In reaction to claims that a TikTok challenge has motivated kids to threaten gun violence at their schools on Friday, Dec. 17, police and school authorities in Massachusetts are beefing up security.
In the days preceding up to Friday, several Massachusetts school districts claim they were “inundated” with concerns about the social media school violence allegations, and they reacted in letters to parents and public announcements.
Other districts are urging citizens to notify local police or school administration right away if they get specific threats or see any questionable behavior.
Despite no concrete proof of a threat particularly targeting schools in the Merrimack Valley municipality, Superintendent Magda Parvey said in a statement to parents that increased patrols are planned for Friday in Andover.
“While we do not expect anything in our schools or district as a consequence of this TikTok challenge, we would be negligent if we were not more careful about safety and security at our schools tomorrow,” Parvey said.
Superintendent Glenn Brand delivered a similar message to parents in Wilmington on Thursday.
“The post looks to be part of a nationwide TikTok trend,” Brand added. “The similar message is spreading in other areas, according to reports. We are actively watching and taking the matter seriously, even if we do not feel the threat is genuine.”
Districts around the nation are preparing for the alleged threat, which Brand describes as affecting “every school in the United States, even primary schools.”
Parents have been told of the threats by superintendents in Canton, Malden, Norwood, Hopkinton, and other Massachusetts school districts.
In a statement to parents, Norwood Superintendent David Thomson wrote, “This circumstance serves as an excellent illustration of why it is critical to avoid posting posts online that pertain to school safety issues.”
“Even if the threats aren’t genuine, they may generate a lot of worry and concern for our children, families, and staff.”
This week, at least two Massachusetts school districts have reacted to threats made on social media.
Someone in Burlington used an anonymous Instagram account to make a threat against Burlington High School.
Someone expressed “a wish to inflict damage at the school before Christmas break” in the note, which was discovered by the school administration on Tuesday.
On Friday, the King Philip Middle School in Wrentham will be shot up, according to a Snapchat post. The event was investigated by Wrentham police, who determined that it was a matter of poor judgment on the side of the student and not a genuine threat.
According to sources, the December challenge is part of a series of monthly challenges organized by the social media site.

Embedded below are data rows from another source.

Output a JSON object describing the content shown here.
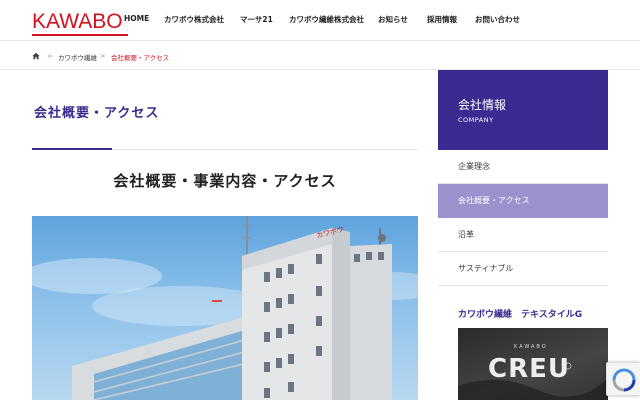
{
  "header": {
    "logo_text": "KAWABO",
    "nav": [
      "HOME",
      "カワボウ株式会社",
      "マーサ21",
      "カワボウ繊維株式会社",
      "お知らせ",
      "採用情報",
      "お問い合わせ"
    ]
  },
  "breadcrumb": {
    "items": [
      "カワボウ繊維",
      "会社概要・アクセス"
    ],
    "separator": ">"
  },
  "page": {
    "title": "会社概要・アクセス",
    "section_heading": "会社概要・事業内容・アクセス",
    "building_sign": "カワボウ"
  },
  "sidebar": {
    "title": "会社情報",
    "subtitle": "COMPANY",
    "items": [
      {
        "label": "企業理念",
        "active": false
      },
      {
        "label": "会社概要・アクセス",
        "active": true
      },
      {
        "label": "沿革",
        "active": false
      },
      {
        "label": "サスティナブル",
        "active": false
      }
    ],
    "banner_title": "カワボウ繊維　テキスタイルG",
    "banner_small": "KAWABO",
    "banner_big": "CREU"
  },
  "colors": {
    "brand_red": "#d4121e",
    "accent_purple": "#3b2a8f",
    "active_item": "#9b91cc"
  },
  "icons": {
    "home": "home-icon",
    "recaptcha": "recaptcha-icon"
  }
}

Another competition, “Devious Licks,” was launched in September to inspire raunchy acts of vandalism at schools.
Students and TikTok users damaged mirrors, stole soap dispensers, fire alarms, and football field turf, and purposefully blocked toilets as part of the challenge, all while documenting the antics for TikTok.